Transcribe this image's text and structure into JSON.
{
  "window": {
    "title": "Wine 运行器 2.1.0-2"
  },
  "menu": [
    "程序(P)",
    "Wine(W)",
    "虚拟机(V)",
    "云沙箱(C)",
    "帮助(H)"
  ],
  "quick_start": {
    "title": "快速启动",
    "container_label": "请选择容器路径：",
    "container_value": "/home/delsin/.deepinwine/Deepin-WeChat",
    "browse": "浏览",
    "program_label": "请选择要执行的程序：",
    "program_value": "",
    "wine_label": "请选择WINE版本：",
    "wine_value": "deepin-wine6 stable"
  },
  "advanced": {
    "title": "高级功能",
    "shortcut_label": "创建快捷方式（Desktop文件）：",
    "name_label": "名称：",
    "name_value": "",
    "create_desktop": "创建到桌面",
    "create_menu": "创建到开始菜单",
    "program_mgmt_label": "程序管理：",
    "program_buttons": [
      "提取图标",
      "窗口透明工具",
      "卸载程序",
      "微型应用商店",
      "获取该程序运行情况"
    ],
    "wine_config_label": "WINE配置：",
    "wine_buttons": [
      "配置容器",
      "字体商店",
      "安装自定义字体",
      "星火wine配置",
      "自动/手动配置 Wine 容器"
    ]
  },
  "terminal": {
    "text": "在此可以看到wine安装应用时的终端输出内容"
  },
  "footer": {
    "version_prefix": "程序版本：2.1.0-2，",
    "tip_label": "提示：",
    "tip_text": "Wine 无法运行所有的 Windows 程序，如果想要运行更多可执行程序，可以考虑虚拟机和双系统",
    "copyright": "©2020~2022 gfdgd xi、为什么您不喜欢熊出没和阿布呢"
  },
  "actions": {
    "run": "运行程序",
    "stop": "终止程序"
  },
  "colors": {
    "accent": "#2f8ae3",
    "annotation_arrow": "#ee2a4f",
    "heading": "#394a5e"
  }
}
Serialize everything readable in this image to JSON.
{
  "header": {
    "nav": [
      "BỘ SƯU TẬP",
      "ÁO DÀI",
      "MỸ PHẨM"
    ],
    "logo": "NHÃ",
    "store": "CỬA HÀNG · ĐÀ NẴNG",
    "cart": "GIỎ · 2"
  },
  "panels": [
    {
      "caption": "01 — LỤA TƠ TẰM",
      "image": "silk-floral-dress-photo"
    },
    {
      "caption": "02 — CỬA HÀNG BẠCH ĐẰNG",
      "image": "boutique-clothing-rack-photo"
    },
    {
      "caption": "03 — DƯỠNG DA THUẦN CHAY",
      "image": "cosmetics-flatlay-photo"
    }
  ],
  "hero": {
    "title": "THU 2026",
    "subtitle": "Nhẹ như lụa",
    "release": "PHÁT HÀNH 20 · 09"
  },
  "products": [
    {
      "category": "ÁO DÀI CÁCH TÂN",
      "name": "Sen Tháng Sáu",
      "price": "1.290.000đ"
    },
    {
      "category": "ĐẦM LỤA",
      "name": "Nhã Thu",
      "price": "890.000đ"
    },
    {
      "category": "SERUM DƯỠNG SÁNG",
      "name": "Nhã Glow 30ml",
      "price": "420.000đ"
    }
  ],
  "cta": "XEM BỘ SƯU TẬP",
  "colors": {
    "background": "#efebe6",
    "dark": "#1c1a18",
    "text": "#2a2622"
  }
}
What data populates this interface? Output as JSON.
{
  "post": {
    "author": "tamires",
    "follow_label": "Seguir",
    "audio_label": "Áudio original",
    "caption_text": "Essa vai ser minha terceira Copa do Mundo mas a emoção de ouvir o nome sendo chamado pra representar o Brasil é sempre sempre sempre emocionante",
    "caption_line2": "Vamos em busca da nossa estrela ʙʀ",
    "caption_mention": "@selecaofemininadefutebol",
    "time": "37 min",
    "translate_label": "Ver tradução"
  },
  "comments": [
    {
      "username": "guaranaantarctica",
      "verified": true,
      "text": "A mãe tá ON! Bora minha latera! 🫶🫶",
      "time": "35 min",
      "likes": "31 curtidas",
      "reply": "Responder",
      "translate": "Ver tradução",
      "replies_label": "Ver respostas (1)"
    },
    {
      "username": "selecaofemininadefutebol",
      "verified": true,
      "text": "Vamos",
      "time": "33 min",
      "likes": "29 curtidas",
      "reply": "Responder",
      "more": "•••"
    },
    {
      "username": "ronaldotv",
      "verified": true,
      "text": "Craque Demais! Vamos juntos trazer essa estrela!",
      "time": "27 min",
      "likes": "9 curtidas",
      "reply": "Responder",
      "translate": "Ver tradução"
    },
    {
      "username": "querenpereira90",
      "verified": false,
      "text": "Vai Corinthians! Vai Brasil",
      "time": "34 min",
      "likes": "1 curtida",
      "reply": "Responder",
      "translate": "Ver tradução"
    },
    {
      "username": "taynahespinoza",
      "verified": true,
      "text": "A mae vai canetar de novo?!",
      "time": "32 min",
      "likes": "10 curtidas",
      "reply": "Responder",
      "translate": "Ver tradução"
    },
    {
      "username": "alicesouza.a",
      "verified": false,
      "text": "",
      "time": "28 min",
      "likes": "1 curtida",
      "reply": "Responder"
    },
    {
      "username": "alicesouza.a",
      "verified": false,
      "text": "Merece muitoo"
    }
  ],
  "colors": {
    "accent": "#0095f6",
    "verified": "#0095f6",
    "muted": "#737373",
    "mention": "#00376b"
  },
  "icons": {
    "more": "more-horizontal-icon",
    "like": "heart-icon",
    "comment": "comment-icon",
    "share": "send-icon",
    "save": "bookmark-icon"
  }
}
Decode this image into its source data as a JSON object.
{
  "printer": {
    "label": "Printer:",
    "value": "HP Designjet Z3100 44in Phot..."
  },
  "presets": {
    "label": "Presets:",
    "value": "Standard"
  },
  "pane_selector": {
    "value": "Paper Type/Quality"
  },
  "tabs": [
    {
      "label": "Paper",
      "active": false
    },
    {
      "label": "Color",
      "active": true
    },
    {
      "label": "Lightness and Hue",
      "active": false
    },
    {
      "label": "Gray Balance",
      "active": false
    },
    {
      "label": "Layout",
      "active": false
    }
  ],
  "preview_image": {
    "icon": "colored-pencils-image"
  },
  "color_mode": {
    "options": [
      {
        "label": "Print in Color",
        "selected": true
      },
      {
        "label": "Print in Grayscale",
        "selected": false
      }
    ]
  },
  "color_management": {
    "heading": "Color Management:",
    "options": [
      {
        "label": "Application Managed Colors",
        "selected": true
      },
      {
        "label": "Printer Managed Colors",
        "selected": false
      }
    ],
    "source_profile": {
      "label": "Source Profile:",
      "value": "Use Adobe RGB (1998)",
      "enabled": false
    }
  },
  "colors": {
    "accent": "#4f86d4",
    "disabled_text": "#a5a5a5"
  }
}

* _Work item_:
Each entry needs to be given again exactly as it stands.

* _Solution below_:
Transcribe this image's text and structure into JSON.
{
  "window": {
    "title": "Wine 运行器 2.1.0-2"
  },
  "menu": [
    "程序(P)",
    "Wine(W)",
    "虚拟机(V)",
    "云沙箱(C)",
    "帮助(H)"
  ],
  "quick_start": {
    "title": "快速启动",
    "container_label": "请选择容器路径：",
    "container_value": "/home/delsin/.deepinwine/Deepin-WeChat",
    "browse": "浏览",
    "program_label": "请选择要执行的程序：",
    "program_value": "",
    "wine_label": "请选择WINE版本：",
    "wine_value": "deepin-wine6 stable"
  },
  "advanced": {
    "title": "高级功能",
    "shortcut_label": "创建快捷方式（Desktop文件）：",
    "name_label": "名称：",
    "name_value": "",
    "create_desktop": "创建到桌面",
    "create_menu": "创建到开始菜单",
    "program_mgmt_label": "程序管理：",
    "program_buttons": [
      "提取图标",
      "窗口透明工具",
      "卸载程序",
      "微型应用商店",
      "获取该程序运行情况"
    ],
    "wine_config_label": "WINE配置：",
    "wine_buttons": [
      "配置容器",
      "字体商店",
      "安装自定义字体",
      "星火wine配置",
      "自动/手动配置 Wine 容器"
    ]
  },
  "terminal": {
    "text": "在此可以看到wine安装应用时的终端输出内容"
  },
  "footer": {
    "version_prefix": "程序版本：2.1.0-2，",
    "tip_label": "提示：",
    "tip_text": "Wine 无法运行所有的 Windows 程序，如果想要运行更多可执行程序，可以考虑虚拟机和双系统",
    "copyright": "©2020~2022 gfdgd xi、为什么您不喜欢熊出没和阿布呢"
  },
  "actions": {
    "run": "运行程序",
    "stop": "终止程序"
  },
  "colors": {
    "accent": "#2f8ae3",
    "annotation_arrow": "#ee2a4f",
    "heading": "#394a5e"
  }
}
Serialize everything readable in this image to JSON.
{
  "header": {
    "nav": [
      "BỘ SƯU TẬP",
      "ÁO DÀI",
      "MỸ PHẨM"
    ],
    "logo": "NHÃ",
    "store": "CỬA HÀNG · ĐÀ NẴNG",
    "cart": "GIỎ · 2"
  },
  "panels": [
    {
      "caption": "01 — LỤA TƠ TẰM",
      "image": "silk-floral-dress-photo"
    },
    {
      "caption": "02 — CỬA HÀNG BẠCH ĐẰNG",
      "image": "boutique-clothing-rack-photo"
    },
    {
      "caption": "03 — DƯỠNG DA THUẦN CHAY",
      "image": "cosmetics-flatlay-photo"
    }
  ],
  "hero": {
    "title": "THU 2026",
    "subtitle": "Nhẹ như lụa",
    "release": "PHÁT HÀNH 20 · 09"
  },
  "products": [
    {
      "category": "ÁO DÀI CÁCH TÂN",
      "name": "Sen Tháng Sáu",
      "price": "1.290.000đ"
    },
    {
      "category": "ĐẦM LỤA",
      "name": "Nhã Thu",
      "price": "890.000đ"
    },
    {
      "category": "SERUM DƯỠNG SÁNG",
      "name": "Nhã Glow 30ml",
      "price": "420.000đ"
    }
  ],
  "cta": "XEM BỘ SƯU TẬP",
  "colors": {
    "background": "#efebe6",
    "dark": "#1c1a18",
    "text": "#2a2622"
  }
}
What data populates this interface? Output as JSON.
{
  "post": {
    "author": "tamires",
    "follow_label": "Seguir",
    "audio_label": "Áudio original",
    "caption_text": "Essa vai ser minha terceira Copa do Mundo mas a emoção de ouvir o nome sendo chamado pra representar o Brasil é sempre sempre sempre emocionante",
    "caption_line2": "Vamos em busca da nossa estrela ʙʀ",
    "caption_mention": "@selecaofemininadefutebol",
    "time": "37 min",
    "translate_label": "Ver tradução"
  },
  "comments": [
    {
      "username": "guaranaantarctica",
      "verified": true,
      "text": "A mãe tá ON! Bora minha latera! 🫶🫶",
      "time": "35 min",
      "likes": "31 curtidas",
      "reply": "Responder",
      "translate": "Ver tradução",
      "replies_label": "Ver respostas (1)"
    },
    {
      "username": "selecaofemininadefutebol",
      "verified": true,
      "text": "Vamos",
      "time": "33 min",
      "likes": "29 curtidas",
      "reply": "Responder",
      "more": "•••"
    },
    {
      "username": "ronaldotv",
      "verified": true,
      "text": "Craque Demais! Vamos juntos trazer essa estrela!",
      "time": "27 min",
      "likes": "9 curtidas",
      "reply": "Responder",
      "translate": "Ver tradução"
    },
    {
      "username": "querenpereira90",
      "verified": false,
      "text": "Vai Corinthians! Vai Brasil",
      "time": "34 min",
      "likes": "1 curtida",
      "reply": "Responder",
      "translate": "Ver tradução"
    },
    {
      "username": "taynahespinoza",
      "verified": true,
      "text": "A mae vai canetar de novo?!",
      "time": "32 min",
      "likes": "10 curtidas",
      "reply": "Responder",
      "translate": "Ver tradução"
    },
    {
      "username": "alicesouza.a",
      "verified": false,
      "text": "",
      "time": "28 min",
      "likes": "1 curtida",
      "reply": "Responder"
    },
    {
      "username": "alicesouza.a",
      "verified": false,
      "text": "Merece muitoo"
    }
  ],
  "colors": {
    "accent": "#0095f6",
    "verified": "#0095f6",
    "muted": "#737373",
    "mention": "#00376b"
  },
  "icons": {
    "more": "more-horizontal-icon",
    "like": "heart-icon",
    "comment": "comment-icon",
    "share": "send-icon",
    "save": "bookmark-icon"
  }
}
Decode this image into its source data as a JSON object.
{
  "printer": {
    "label": "Printer:",
    "value": "HP Designjet Z3100 44in Phot..."
  },
  "presets": {
    "label": "Presets:",
    "value": "Standard"
  },
  "pane_selector": {
    "value": "Paper Type/Quality"
  },
  "tabs": [
    {
      "label": "Paper",
      "active": false
    },
    {
      "label": "Color",
      "active": true
    },
    {
      "label": "Lightness and Hue",
      "active": false
    },
    {
      "label": "Gray Balance",
      "active": false
    },
    {
      "label": "Layout",
      "active": false
    }
  ],
  "preview_image": {
    "icon": "colored-pencils-image"
  },
  "color_mode": {
    "options": [
      {
        "label": "Print in Color",
        "selected": true
      },
      {
        "label": "Print in Grayscale",
        "selected": false
      }
    ]
  },
  "color_management": {
    "heading": "Color Management:",
    "options": [
      {
        "label": "Application Managed Colors",
        "selected": true
      },
      {
        "label": "Printer Managed Colors",
        "selected": false
      }
    ],
    "source_profile": {
      "label": "Source Profile:",
      "value": "Use Adobe RGB (1998)",
      "enabled": false
    }
  },
  "colors": {
    "accent": "#4f86d4",
    "disabled_text": "#a5a5a5"
  }
}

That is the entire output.